Clean Virginia’s recent report accusing Virginia’s two investor-owned electric utilities of annually “taxing” their customers $254 or $89 respectively has a strong basis in fact, and beautifully packages the information, but ultimately is flawed and unfair.
Which is a shame, because the basic premise is correct. The utility regulation process in Virginia has been badly subverted, the regulators disabled, enriching utility shareholders at the cost of shareholders. Reading the entire report tells the story of how every well, and I endorse (and recognize) many of their recommendations. But be very wary of that “tax” figure.
Read the Washington Post’s account and others uncritically and you will assume that you, average residential customer, could be paying $20 a month less to Dominion Virginia Energy or $7 less to Appalachian Power Company. Those figures might be used in political conversation (such as by somebody’s opponent in a primary) or regularly cited by Dominion opponents in legislative debate.
Now that I’ve read the report and seen the basis, this regular Dominion critic must point out the problems. As an old campaign hand, rule number one with going negative is make sure your facts are water tight. Keep the hyperbole to a minimum because if you lose credibility, you lose the game.
First, that “tax” includes far more than the rate impact of all the favorable legislative diktats which have tied the hands of the State Corporation Commission. Those are a major element of the sums Clean Virginia is pointing to, but then it layers on these:
- Advertising costs
- Excessive executive compensation
- Lobbying, influence, and travel expenses
- The net cost of the Atlantic Coast Pipeline (Dominion only)
- Donations to elected officials and PACs
- Industry association dues
- Increased energy costs due to a lack of energy efficiency efforts.
Utility accounting is tricky, and not every expense the company makes can be charged back to the customers. When it can do its job, the SCC often disallows much of those (especially advertising, lobbying and donations) and the stockholders pay for those. Those cost reviews are a major element of rate cases.

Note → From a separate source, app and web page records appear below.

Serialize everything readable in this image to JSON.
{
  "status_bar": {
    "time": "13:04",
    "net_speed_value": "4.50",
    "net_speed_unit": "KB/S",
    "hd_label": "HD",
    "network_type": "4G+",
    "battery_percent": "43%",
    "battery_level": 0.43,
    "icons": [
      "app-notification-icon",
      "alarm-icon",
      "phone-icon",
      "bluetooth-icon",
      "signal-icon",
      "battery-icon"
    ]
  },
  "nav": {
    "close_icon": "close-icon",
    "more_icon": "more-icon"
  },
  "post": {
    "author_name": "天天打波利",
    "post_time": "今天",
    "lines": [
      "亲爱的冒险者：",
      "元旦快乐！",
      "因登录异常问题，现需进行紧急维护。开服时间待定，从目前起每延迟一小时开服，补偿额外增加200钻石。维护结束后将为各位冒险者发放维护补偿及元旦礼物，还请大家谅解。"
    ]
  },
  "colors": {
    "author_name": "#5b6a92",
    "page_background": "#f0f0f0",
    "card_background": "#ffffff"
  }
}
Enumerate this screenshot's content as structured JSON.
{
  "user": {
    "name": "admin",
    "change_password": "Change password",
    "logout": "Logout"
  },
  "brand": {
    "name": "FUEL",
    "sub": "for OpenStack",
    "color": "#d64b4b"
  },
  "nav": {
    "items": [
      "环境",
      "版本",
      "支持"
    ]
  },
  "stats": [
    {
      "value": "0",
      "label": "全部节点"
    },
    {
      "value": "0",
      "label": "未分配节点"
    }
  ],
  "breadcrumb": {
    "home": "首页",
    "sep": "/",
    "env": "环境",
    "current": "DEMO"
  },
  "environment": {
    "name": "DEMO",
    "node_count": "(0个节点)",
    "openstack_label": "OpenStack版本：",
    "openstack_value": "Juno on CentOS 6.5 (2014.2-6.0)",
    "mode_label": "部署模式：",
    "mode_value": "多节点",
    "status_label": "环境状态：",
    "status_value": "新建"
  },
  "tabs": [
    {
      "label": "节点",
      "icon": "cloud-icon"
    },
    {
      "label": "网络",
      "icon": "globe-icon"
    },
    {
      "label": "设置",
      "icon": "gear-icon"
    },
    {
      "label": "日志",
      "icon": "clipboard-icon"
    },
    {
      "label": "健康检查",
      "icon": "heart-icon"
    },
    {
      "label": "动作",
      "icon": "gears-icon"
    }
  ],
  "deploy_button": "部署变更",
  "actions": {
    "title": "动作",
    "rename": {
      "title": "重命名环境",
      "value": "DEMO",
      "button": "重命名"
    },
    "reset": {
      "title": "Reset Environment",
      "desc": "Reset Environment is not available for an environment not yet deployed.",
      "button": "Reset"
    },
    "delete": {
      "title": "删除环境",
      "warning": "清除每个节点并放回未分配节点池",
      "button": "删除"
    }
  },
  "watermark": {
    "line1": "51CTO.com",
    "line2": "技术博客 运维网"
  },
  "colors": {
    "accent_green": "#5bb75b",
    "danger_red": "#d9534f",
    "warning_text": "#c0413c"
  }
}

Also, some of those expenses are also related to and supported by profits from other business lines of Dominion Energy’s parent company. Again, when the SCC does its reviews it can parse those out. (It is a fair point that right now, in response to the utility’s requests, the General Assembly is preventing the SCC from doing its job, but a case is scheduled for 2021.)
The report zeros in on Dominion Energy President Bob Blue’s compensation, an easy way to get a gasp from liberal voters, but normal SCC regulatory oversight would not change that. I immediately suspected this report was written by somebody who either did not know, or was willing to ignore, regulatory accounting. Sadly, I was right.
And yes, ratepayers will be covering costs of the Atlantic Coast Pipeline when (if?) it gets built, but to add in an assumed and disputable cost for that in this accounting is just cheating. And that adds more than $50 to the total “tax” claimed for Dominion customers.
Second, once Clean Virginia identified all the costs it claims (claims) result from the Virginia General Assembly’s meddling with the process, it divides them by all customers. It ignores customer classes. The $35 million paid by a shipbuilding company and all the other major industrial users gets averaged in with homeowners.
Again, somebody made a conscious decision to ignore basic facts. It is easy to find the allocation of Dominion revenue between the major classes (industrial, commercial, residential) and then the average could have been taken off those. But the numbers wouldn’t have been that high for residential customers, dimming their rhetorical impact.
“However, the cost to these non-residential ratepayers still falls to actual Virginians — they ultimately bear the costs of commercial, public authority, and industrial energy bills, whether as consumers, taxpayers, or as stakeholders Virginia-based businesses. As a result, we use an average among all ratepayers to best and most clearly express costs across all Virginians and their businesses,” is the justification provided by Clean Virginia.
(A quick aside: don’t you love it when liberals use the word “tax” for its pejorative effect and demonstrate they really DO understand that business taxes and costs ultimately pass to customers?)
I’ve spent more than a decade getting more and more concerned and demonstrative about how the General Assembly has transferred decisions to itself and away from the State Corporation Commission, and then made those decisions very badly indeed. For the first time in 2019, I will be writing about this with no paying client, no stock in my former client, and total freedom to call ‘em like I see ‘em. My goal is to tell you what is being done to you, and it’s up to you whether you care.
The facts are bad enough and no hyperbole is required.